◆ WORK ORDER:
Show every line of the material that follows in which the word "name" occurs.

◆ EXERCISE MATERIAL:
★ ★ ★ ★ ★ ★ ★
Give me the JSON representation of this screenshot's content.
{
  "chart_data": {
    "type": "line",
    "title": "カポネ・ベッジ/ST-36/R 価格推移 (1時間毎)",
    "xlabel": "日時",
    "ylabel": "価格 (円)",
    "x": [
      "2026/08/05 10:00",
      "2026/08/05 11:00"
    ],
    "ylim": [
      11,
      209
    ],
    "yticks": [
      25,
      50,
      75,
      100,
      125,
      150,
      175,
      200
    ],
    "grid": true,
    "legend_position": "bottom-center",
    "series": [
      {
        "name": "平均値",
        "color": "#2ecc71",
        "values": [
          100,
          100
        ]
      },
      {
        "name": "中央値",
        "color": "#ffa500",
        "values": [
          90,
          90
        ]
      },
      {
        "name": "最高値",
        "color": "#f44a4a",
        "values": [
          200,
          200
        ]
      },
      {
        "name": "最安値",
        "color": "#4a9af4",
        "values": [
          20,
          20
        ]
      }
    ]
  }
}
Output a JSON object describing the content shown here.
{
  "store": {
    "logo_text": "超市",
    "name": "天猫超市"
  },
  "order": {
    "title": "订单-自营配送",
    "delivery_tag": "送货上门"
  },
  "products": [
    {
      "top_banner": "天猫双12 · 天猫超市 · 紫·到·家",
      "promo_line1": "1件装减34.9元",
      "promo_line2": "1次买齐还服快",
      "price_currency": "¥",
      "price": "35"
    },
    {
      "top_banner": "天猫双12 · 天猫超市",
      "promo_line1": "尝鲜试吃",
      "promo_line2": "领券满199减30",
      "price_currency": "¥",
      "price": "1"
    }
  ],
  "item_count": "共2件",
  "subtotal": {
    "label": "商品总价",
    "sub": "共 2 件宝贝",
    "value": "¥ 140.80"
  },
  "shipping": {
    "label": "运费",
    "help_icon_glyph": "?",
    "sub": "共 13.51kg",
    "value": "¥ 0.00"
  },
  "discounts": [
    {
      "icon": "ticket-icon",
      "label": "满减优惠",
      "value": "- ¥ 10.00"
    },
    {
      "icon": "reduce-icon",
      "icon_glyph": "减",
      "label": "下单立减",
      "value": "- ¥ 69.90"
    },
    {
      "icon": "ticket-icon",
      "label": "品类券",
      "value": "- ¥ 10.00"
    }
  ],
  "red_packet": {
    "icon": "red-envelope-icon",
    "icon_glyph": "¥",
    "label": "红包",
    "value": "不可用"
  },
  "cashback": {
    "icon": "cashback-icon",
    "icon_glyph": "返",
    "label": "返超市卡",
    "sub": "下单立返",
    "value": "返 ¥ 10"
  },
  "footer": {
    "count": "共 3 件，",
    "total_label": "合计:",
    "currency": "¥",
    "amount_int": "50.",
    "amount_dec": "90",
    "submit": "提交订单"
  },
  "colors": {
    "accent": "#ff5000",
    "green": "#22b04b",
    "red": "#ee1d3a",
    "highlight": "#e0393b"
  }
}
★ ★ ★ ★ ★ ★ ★
◆ RESULT OF THIS TASK:
        "name": "平均値",
        "name": "中央値",
        "name": "最高値",
        "name": "最安値",
    "name": "天猫超市"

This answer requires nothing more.